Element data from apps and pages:
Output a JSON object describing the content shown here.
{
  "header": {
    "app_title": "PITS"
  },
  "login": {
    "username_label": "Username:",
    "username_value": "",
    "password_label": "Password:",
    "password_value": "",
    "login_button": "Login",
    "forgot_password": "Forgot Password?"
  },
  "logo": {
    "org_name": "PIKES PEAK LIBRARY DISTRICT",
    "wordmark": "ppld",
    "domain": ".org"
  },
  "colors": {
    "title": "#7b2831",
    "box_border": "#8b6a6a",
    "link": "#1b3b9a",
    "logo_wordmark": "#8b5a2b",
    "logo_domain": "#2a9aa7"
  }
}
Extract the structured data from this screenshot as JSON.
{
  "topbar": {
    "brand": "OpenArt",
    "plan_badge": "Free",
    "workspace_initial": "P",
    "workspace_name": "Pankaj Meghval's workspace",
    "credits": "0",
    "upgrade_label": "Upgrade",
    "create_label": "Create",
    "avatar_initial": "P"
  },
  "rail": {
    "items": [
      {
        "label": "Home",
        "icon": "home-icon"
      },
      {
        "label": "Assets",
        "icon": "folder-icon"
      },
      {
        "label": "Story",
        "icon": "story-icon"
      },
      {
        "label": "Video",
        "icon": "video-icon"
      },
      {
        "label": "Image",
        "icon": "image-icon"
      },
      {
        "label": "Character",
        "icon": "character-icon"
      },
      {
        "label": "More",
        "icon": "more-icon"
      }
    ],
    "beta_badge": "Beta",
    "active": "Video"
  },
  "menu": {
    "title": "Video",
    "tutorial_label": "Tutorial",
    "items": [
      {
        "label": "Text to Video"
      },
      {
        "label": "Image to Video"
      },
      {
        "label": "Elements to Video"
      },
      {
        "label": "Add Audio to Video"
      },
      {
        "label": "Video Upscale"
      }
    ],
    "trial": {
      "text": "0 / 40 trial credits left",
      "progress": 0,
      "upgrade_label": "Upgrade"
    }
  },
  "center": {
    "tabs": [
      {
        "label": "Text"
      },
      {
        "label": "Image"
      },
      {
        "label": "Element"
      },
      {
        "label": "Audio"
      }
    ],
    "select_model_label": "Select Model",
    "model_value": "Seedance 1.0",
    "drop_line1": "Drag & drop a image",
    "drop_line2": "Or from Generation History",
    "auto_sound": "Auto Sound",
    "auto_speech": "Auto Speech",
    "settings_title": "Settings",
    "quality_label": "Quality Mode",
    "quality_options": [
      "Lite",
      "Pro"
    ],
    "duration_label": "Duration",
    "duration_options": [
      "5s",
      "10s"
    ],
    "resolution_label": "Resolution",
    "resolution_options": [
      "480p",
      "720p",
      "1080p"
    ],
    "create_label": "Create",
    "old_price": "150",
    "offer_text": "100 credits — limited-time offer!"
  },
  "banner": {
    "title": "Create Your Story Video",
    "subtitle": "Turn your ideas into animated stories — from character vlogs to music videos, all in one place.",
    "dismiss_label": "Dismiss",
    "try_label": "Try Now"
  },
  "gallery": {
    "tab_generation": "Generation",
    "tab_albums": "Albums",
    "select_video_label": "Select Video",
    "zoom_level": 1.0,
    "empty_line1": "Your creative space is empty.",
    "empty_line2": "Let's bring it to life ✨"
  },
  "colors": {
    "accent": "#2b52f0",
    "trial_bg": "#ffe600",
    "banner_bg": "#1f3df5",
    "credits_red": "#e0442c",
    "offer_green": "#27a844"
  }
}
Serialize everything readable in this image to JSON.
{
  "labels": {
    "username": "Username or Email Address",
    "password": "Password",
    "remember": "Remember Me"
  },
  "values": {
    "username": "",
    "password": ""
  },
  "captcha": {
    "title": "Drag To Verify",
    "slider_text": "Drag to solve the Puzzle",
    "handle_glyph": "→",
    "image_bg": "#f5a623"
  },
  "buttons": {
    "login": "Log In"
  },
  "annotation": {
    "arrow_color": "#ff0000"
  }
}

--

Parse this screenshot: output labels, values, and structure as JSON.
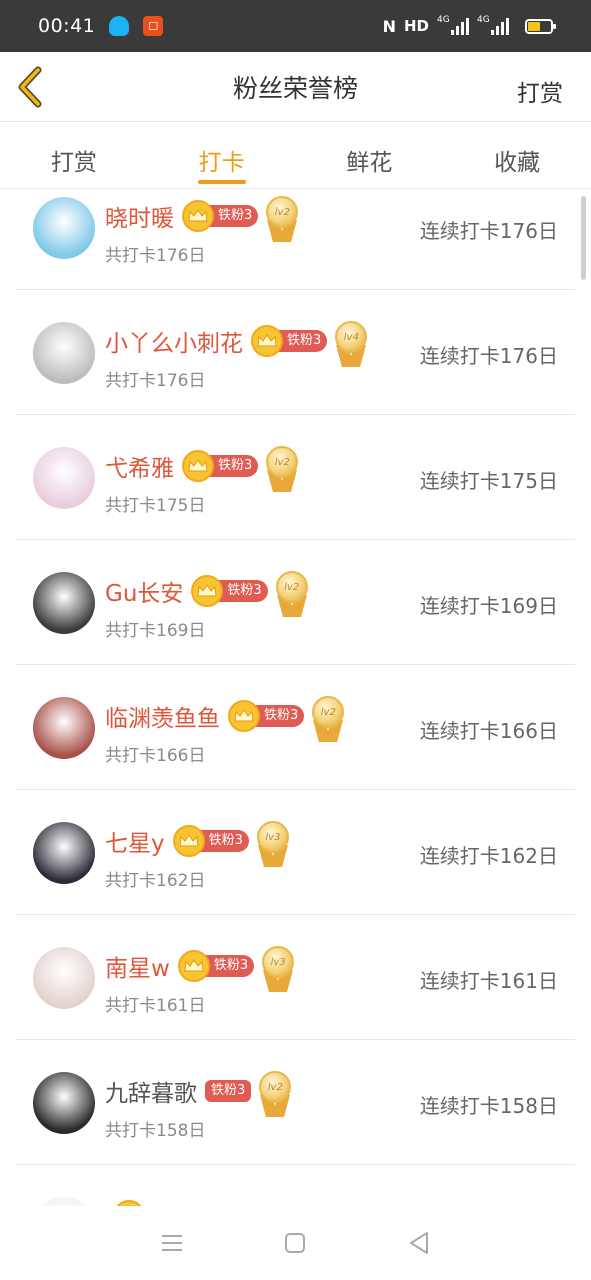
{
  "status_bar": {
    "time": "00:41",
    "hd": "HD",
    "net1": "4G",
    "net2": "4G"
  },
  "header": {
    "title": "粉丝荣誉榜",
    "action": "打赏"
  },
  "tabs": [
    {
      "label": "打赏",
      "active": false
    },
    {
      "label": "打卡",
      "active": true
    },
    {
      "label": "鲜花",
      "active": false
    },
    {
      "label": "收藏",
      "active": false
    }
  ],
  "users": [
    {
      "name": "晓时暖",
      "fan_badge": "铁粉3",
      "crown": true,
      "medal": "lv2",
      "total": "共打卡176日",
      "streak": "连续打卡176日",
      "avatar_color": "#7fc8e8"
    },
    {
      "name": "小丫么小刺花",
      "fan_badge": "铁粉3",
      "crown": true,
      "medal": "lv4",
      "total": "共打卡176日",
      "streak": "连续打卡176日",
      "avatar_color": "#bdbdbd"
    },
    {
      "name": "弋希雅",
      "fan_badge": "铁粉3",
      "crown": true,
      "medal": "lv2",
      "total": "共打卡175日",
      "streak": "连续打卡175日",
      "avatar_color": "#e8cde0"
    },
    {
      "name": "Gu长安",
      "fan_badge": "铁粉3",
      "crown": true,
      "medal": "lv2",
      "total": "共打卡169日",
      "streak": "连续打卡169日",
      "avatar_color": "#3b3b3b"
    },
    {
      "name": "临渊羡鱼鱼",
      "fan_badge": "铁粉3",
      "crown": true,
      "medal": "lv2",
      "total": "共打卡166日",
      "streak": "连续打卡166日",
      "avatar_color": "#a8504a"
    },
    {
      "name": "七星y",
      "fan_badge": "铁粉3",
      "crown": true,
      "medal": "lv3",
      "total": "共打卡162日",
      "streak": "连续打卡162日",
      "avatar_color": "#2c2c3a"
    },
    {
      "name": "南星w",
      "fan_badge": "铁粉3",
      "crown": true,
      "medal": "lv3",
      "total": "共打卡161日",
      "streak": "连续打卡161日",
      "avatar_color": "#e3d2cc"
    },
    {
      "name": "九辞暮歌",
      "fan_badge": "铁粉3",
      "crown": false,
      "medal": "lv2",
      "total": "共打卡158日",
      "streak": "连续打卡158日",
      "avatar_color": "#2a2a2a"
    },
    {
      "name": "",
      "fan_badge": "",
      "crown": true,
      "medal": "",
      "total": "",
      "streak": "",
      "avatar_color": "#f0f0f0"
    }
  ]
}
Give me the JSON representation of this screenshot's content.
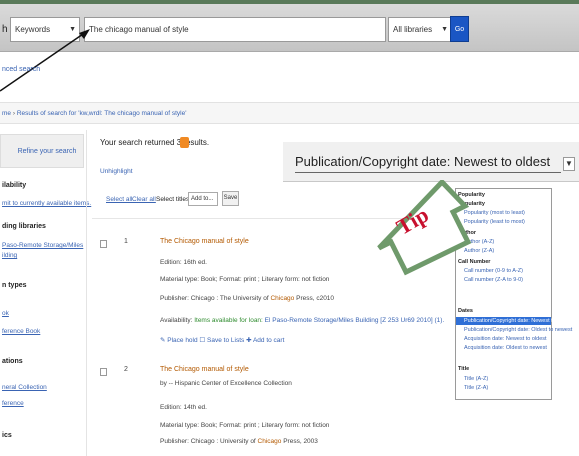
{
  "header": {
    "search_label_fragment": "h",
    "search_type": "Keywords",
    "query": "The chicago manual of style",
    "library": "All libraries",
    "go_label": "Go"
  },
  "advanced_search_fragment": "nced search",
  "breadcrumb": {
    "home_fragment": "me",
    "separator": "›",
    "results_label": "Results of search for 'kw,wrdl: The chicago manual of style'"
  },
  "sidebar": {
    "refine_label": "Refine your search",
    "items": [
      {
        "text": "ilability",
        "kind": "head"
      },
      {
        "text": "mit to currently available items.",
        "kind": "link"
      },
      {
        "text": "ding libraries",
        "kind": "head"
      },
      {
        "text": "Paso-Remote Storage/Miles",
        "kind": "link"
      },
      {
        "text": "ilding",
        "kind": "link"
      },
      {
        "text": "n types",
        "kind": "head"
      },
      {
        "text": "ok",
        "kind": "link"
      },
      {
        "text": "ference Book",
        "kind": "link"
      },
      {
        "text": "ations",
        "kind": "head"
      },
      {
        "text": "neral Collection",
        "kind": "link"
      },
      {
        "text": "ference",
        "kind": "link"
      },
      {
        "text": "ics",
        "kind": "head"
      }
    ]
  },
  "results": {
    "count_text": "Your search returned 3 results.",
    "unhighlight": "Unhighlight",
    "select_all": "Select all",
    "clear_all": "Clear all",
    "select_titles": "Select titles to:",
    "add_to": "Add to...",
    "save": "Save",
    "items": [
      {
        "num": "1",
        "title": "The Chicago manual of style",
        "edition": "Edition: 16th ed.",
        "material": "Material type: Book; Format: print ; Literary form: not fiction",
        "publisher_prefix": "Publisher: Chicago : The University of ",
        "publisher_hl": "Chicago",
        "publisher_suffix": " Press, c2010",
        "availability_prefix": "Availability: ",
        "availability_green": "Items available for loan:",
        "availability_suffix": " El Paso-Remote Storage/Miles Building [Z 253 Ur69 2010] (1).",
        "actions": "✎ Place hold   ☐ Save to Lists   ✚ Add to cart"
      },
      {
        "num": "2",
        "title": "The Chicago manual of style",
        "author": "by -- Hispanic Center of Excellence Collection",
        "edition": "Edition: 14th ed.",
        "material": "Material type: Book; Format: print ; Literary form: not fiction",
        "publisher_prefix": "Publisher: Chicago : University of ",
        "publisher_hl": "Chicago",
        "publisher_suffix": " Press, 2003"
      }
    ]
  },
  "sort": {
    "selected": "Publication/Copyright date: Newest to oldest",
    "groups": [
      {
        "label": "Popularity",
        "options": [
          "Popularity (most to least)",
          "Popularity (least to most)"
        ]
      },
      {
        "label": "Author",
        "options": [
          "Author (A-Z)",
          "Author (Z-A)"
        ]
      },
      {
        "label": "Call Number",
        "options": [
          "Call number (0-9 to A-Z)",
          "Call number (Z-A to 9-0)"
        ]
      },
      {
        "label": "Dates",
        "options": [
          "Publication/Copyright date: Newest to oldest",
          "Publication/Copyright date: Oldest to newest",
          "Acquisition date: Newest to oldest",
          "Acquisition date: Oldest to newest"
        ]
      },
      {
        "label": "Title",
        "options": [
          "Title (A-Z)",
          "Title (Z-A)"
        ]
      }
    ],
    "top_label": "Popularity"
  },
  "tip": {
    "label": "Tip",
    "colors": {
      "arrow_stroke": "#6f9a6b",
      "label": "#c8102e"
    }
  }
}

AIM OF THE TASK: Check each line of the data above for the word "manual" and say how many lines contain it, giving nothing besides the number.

SOLUTION BELOW: 4